Inline to the above observations; higher proportion of adolescents whose mothers’ were unemployed and those with primary education or below reported snacking habits compared to those whose parents had secondary education and were employed, respectively. The findings are corresponding to Lien et al [31] observation that low family socio-economic status positively influence sweets/chocolate/soft drinks with sugar food consumption. Most likely, the adolescents with educated mothers are aware of impacts of snacking to their children’s health and hence discouraging snacking and use of fast food for their children. Whereas, unemployed mothers are unlikely to educated and therefore are not in a position to do the same.

The current observation that, there was a significant positively correlation between eating healthy and snacking, and both correlated positively with eating afternoon snack, suggest that the healthy food items reported to be taken by this adolescents are mostly likely in form of snacks and not as family meals. However our finding are not in line with those by Kubik et al [32] in USA, where access to snacking machines were negatively correlated consumption healthy food items (fruit).


The majority of Zanzibar school adolescents do not eat healthy foods items on daily basis, whereas snacking is a prevalent habit. Milk and dairy products as well as meat were the least consumed healthy food items. Parental education level and employment status influenced adolescents healthy eating and snacking behaviours, and that healthy eating positive correlated with snacking habits of these adolescents.

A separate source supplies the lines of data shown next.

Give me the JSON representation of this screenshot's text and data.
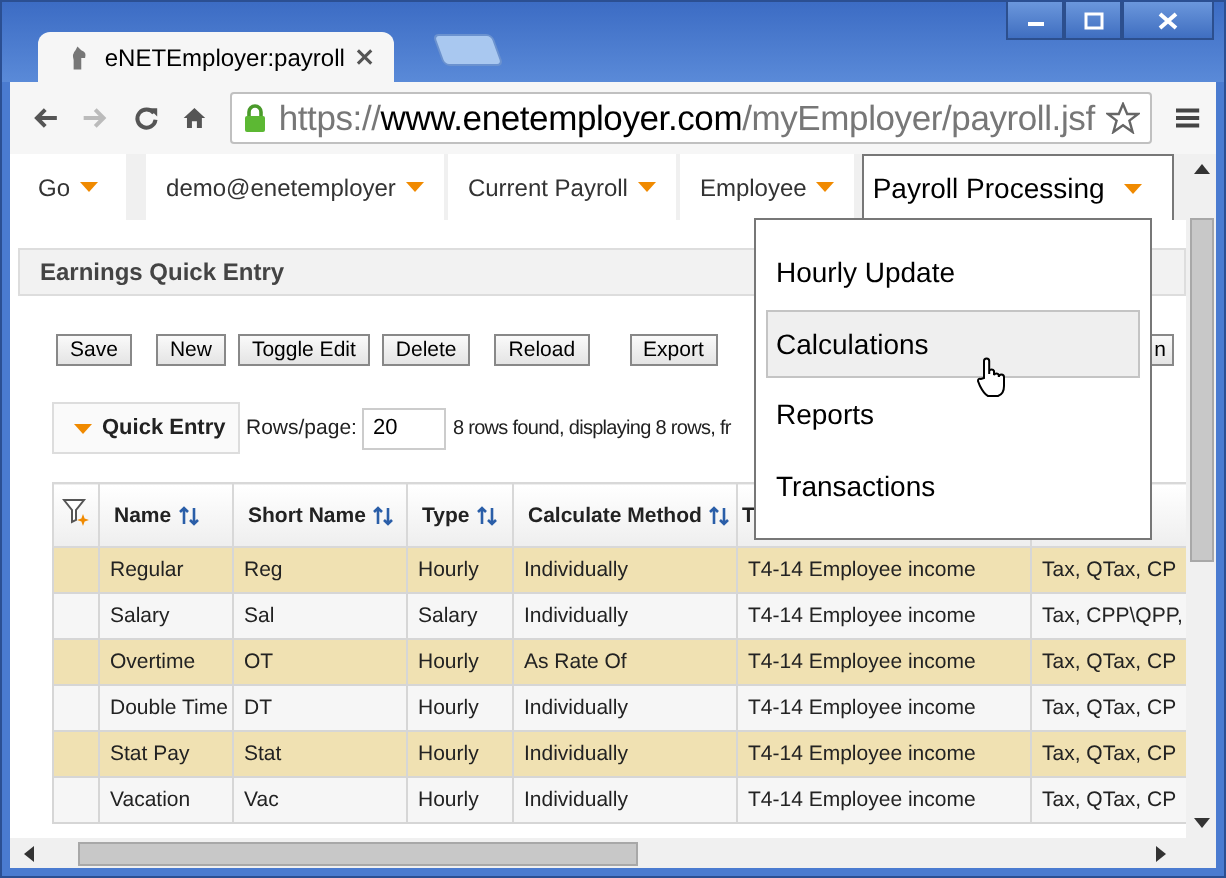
{
  "browser": {
    "tab_title": "eNETEmployer:payroll",
    "url": {
      "scheme": "https://",
      "host": "www.enetemployer.com",
      "path": "/myEmployer/payroll.jsf"
    }
  },
  "nav": [
    {
      "label": "Go",
      "open": false
    },
    {
      "label": "demo@enetemployer",
      "open": false
    },
    {
      "label": "Current Payroll",
      "open": false
    },
    {
      "label": "Employee",
      "open": false
    },
    {
      "label": "Payroll Processing",
      "open": true
    }
  ],
  "menu": [
    {
      "label": "Hourly Update",
      "selected": false
    },
    {
      "label": "Calculations",
      "selected": true
    },
    {
      "label": "Reports",
      "selected": false
    },
    {
      "label": "Transactions",
      "selected": false
    }
  ],
  "panel": {
    "title": "Earnings Quick Entry"
  },
  "buttons": [
    "Save",
    "New",
    "Toggle Edit",
    "Delete",
    "Reload",
    "Export",
    "n"
  ],
  "quick_entry": {
    "label": "Quick Entry",
    "rows_label": "Rows/page:",
    "rows_value": "20",
    "status": "8 rows found, displaying 8 rows, fr"
  },
  "table": {
    "columns": [
      "Name",
      "Short Name",
      "Type",
      "Calculate Method",
      "T"
    ],
    "rows": [
      [
        "Regular",
        "Reg",
        "Hourly",
        "Individually",
        "T4-14 Employee income",
        "Tax, QTax, CP"
      ],
      [
        "Salary",
        "Sal",
        "Salary",
        "Individually",
        "T4-14 Employee income",
        "Tax, CPP\\QPP,"
      ],
      [
        "Overtime",
        "OT",
        "Hourly",
        "As Rate Of",
        "T4-14 Employee income",
        "Tax, QTax, CP"
      ],
      [
        "Double Time",
        "DT",
        "Hourly",
        "Individually",
        "T4-14 Employee income",
        "Tax, QTax, CP"
      ],
      [
        "Stat Pay",
        "Stat",
        "Hourly",
        "Individually",
        "T4-14 Employee income",
        "Tax, QTax, CP"
      ],
      [
        "Vacation",
        "Vac",
        "Hourly",
        "Individually",
        "T4-14 Employee income",
        "Tax, QTax, CP"
      ]
    ]
  }
}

The study was funded by Tanzania Government through the Higher Education Loan Body that was facilitated by Muhimbili University of Health and Allied Sciences (MUHAS). Authors wish to express appreciation to secondary school students for their participation and Zanzibar West Urban region administrative authorities for the logistical support.